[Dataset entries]
=== Section Start ===

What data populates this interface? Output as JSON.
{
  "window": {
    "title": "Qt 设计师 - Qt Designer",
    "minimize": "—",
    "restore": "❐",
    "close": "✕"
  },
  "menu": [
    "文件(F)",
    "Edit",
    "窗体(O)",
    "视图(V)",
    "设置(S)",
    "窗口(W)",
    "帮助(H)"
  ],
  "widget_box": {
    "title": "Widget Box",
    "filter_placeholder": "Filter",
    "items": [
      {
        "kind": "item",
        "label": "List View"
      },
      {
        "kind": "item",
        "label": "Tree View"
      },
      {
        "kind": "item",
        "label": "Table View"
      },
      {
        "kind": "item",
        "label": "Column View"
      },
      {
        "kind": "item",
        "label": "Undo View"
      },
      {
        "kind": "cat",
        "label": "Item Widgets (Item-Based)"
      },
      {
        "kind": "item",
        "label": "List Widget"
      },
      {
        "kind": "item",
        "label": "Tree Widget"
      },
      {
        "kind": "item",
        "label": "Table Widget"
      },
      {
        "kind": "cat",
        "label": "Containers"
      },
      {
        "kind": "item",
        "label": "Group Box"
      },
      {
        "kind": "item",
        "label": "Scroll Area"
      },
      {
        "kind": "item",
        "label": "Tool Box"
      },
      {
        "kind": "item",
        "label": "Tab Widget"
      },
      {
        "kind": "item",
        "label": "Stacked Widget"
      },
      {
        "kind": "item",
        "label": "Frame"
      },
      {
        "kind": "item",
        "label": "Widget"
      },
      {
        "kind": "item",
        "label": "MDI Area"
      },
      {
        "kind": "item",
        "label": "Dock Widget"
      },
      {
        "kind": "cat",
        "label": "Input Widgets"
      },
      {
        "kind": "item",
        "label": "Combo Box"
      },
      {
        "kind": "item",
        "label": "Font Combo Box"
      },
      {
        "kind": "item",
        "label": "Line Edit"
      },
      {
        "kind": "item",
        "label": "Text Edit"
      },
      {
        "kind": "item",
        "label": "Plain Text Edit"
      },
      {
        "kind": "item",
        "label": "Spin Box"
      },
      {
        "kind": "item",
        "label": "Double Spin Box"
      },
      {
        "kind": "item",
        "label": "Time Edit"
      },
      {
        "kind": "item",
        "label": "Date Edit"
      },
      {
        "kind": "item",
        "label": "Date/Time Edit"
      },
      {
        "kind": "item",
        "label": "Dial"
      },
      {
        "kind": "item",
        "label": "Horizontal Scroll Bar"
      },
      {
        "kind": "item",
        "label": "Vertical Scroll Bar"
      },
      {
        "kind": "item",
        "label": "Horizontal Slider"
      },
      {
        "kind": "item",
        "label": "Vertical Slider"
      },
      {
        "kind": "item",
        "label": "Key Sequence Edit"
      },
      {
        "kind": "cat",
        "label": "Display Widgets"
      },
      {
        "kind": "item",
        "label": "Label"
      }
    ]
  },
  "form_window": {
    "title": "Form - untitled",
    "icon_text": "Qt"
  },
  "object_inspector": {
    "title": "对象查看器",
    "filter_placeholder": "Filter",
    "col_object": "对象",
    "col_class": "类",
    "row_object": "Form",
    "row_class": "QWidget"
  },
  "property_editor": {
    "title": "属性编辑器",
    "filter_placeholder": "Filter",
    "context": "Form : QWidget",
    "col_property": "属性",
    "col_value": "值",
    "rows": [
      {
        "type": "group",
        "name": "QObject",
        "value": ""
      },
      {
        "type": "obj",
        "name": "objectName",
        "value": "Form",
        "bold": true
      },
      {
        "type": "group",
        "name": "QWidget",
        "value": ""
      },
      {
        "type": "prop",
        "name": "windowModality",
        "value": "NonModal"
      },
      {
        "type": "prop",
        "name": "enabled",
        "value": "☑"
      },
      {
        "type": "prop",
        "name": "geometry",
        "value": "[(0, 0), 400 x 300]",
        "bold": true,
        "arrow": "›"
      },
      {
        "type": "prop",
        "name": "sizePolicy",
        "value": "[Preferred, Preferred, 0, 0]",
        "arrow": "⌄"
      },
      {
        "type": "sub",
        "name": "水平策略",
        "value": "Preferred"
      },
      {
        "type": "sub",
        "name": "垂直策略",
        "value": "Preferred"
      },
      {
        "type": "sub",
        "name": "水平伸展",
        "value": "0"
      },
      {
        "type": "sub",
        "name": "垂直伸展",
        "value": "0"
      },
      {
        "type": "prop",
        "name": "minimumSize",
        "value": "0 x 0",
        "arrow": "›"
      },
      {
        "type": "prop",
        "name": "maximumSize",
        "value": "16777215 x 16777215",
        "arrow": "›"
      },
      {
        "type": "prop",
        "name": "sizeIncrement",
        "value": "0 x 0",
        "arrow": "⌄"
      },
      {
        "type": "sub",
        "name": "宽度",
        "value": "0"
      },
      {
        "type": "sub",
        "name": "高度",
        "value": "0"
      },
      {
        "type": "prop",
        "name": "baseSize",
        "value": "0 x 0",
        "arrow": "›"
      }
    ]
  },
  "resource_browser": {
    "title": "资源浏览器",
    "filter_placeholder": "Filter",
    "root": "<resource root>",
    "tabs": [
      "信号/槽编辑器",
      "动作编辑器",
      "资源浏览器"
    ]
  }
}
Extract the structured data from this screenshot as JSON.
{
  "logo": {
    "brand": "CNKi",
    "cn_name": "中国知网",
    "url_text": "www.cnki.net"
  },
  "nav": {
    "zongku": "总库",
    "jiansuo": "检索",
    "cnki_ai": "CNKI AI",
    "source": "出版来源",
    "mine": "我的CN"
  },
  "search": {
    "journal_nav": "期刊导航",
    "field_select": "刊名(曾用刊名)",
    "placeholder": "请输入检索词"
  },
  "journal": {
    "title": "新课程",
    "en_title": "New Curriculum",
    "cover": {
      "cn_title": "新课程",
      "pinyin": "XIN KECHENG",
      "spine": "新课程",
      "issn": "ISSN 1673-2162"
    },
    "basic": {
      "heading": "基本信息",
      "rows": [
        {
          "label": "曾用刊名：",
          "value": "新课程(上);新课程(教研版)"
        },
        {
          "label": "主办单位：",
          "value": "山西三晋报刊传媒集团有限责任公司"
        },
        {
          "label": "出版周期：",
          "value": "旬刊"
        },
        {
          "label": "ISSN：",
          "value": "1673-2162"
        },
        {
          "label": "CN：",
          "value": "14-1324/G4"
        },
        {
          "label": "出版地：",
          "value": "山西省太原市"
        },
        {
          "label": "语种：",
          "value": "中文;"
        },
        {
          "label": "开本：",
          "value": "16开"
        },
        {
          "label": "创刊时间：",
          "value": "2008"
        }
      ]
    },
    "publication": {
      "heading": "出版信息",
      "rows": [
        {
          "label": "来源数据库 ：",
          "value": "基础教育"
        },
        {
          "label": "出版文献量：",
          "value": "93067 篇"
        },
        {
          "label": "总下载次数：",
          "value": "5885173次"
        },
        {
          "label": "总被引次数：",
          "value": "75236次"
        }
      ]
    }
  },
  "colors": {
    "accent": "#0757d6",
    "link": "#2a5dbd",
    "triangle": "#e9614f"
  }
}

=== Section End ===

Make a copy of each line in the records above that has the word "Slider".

        "label": "Horizontal Slider"
        "label": "Vertical Slider"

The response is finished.